Your vehicle’s cooling system is vital to the performance and longevity of your vehicle. While the main focus is typically on the radiator and fan components, there is an often-forgotten component that nobody thinks about until there is a problem- the heater core. A properly functioning heater core is just as important as any other component in the cooling system, and left unchecked, can create major problems for the rest of the system.
Nearly all modern vehicles have a heater core inside the cabin, save for EVs, which use electric heat. The heater core is located under the dash on the passenger side in most vehicles. The heater core is not any different from the radiator behind the grille, it is a liquid to air heat exchanger. The main difference, other than size, is the intended use. While the large radiator’s purpose is to cool the engine, the heater core is used to heat the air inside the vehicle to keep you warm and toasty. When the cold weather comes, any issues inside the heater core can wreak havoc on the rest of the cooling system, and leave you shivering to boot.
Heater core function
Hot coolant is pushed through the heater core through a bypass on the water pump. While most modern vehicles have valves on the heater hoses, most older vehicles do not. When coolant is actively flowing through the core, the air in the heater box is heated up. This is the only way most cars have to heat the air inside the vehicle, making the heater core vital in when the weather gets cold.
Modern vehicles typically have an electric valve that controls the flow of hot coolant going to the heater core. This can be on the input hose or both. These can be very complicated control systems with dual-zone and sometimes multiple zone heating and cooling, but the basics are the same- when the system calls for warmer air, the heater core valve opens, allowing hot coolant to flow through the core, and the blend doors inside the HVAC box inside the car blends hot air with cooled air from the AC evaporator coil, providing precise temperature-controlled air out of the vehicle’s vents.

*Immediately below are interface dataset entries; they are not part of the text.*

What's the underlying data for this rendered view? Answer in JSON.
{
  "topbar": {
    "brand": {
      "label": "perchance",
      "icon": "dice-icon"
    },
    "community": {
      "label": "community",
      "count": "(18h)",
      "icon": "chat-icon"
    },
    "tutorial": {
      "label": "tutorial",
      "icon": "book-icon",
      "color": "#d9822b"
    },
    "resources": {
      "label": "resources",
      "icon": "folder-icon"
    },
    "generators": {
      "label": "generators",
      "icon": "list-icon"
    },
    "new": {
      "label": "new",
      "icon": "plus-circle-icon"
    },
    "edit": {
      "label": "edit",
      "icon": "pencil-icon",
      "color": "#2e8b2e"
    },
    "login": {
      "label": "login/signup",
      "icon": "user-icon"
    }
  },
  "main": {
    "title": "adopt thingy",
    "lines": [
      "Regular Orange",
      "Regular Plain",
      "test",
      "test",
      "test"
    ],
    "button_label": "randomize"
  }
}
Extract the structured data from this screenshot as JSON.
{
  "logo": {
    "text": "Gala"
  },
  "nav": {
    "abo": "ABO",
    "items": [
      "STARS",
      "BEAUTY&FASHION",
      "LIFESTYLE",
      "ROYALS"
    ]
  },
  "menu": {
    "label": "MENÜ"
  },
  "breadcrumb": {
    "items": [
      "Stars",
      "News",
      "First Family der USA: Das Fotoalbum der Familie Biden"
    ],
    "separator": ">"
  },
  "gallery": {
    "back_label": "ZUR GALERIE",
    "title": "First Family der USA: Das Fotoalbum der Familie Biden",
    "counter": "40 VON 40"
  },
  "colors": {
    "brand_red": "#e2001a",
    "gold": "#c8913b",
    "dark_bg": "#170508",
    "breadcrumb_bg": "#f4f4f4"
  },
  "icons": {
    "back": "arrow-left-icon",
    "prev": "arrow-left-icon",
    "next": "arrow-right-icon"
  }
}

Older vehicles operate in a similar manner, but the methods are less complex. Some older vehicles have heater core valves, which may be vacuum, mechanical (cable), or electrically operated, while others don’t have any valve at all. Without a valve, coolant always flows through the heater core. The interior doors of the HVAC box in the vehicle open and close to blend the heated air with cooled air.
Heater core maintenance

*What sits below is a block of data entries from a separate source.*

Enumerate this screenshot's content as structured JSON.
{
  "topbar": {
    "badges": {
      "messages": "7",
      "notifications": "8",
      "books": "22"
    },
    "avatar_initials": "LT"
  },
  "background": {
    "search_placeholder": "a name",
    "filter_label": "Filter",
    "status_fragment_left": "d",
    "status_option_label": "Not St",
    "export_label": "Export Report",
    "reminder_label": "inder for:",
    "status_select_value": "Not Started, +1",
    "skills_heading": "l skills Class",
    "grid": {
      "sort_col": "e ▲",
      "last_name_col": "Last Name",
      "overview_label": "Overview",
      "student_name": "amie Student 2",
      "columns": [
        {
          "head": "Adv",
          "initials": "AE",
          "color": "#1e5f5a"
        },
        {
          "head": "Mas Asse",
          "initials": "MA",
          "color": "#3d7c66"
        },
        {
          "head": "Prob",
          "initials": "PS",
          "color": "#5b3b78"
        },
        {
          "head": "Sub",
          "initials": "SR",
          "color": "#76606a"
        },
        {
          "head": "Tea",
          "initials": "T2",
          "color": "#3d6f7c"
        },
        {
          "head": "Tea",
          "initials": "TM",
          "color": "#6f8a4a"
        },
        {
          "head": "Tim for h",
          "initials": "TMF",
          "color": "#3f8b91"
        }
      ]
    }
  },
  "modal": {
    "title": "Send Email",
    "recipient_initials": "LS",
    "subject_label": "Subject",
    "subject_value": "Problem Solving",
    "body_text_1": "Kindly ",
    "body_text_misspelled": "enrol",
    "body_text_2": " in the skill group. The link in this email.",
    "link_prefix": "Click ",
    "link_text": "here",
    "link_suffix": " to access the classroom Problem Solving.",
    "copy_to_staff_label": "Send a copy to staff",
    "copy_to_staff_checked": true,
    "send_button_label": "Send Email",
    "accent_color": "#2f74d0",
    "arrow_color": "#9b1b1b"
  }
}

When problems arise, the tell-tale signs are not always readily apparent until the issue is significant. Proper maintenance can keep these issues from happening in the first place, which considering the level of difficulty for heater core replacement, is a big deal. Some vehicles, such as GM trucks from the late 90s to late 2000s, require complete removal of the dash, which can cost thousands of dollars in labor.
Just like your main radiator, the heater core requires flushing every 3-5 years if you use a modern OAT coolant. If your vehicle uses older “Classic Green” IAT coolant, this should be done every 2 years. The heater core is much smaller than your main radiator, so they can clog up much faster from scale, debris, and corrosion. A blocked heater core is useless. When flushing your vehicle’s cooling system, you must ensure that the heater is cranked to full hot so that the coolant flows through the heater core. If you do not flush the heater core, all that nasty scale that tends to build up in the core when it is not in use can go through the rest of the system, clogging and damaging the other components.
Eventually, your vehicle’s heater core may need repaired. U.S. Radiator offers heater core repair through their custom build services for your original heater core. Many older vehicles have unique core designs and may not be available in the aftermarket at all. U.S. Radiator can repair and re-core your existing heater core should it need repair. Call them at 800-421-5975 to discuss your heater core or radiator needs.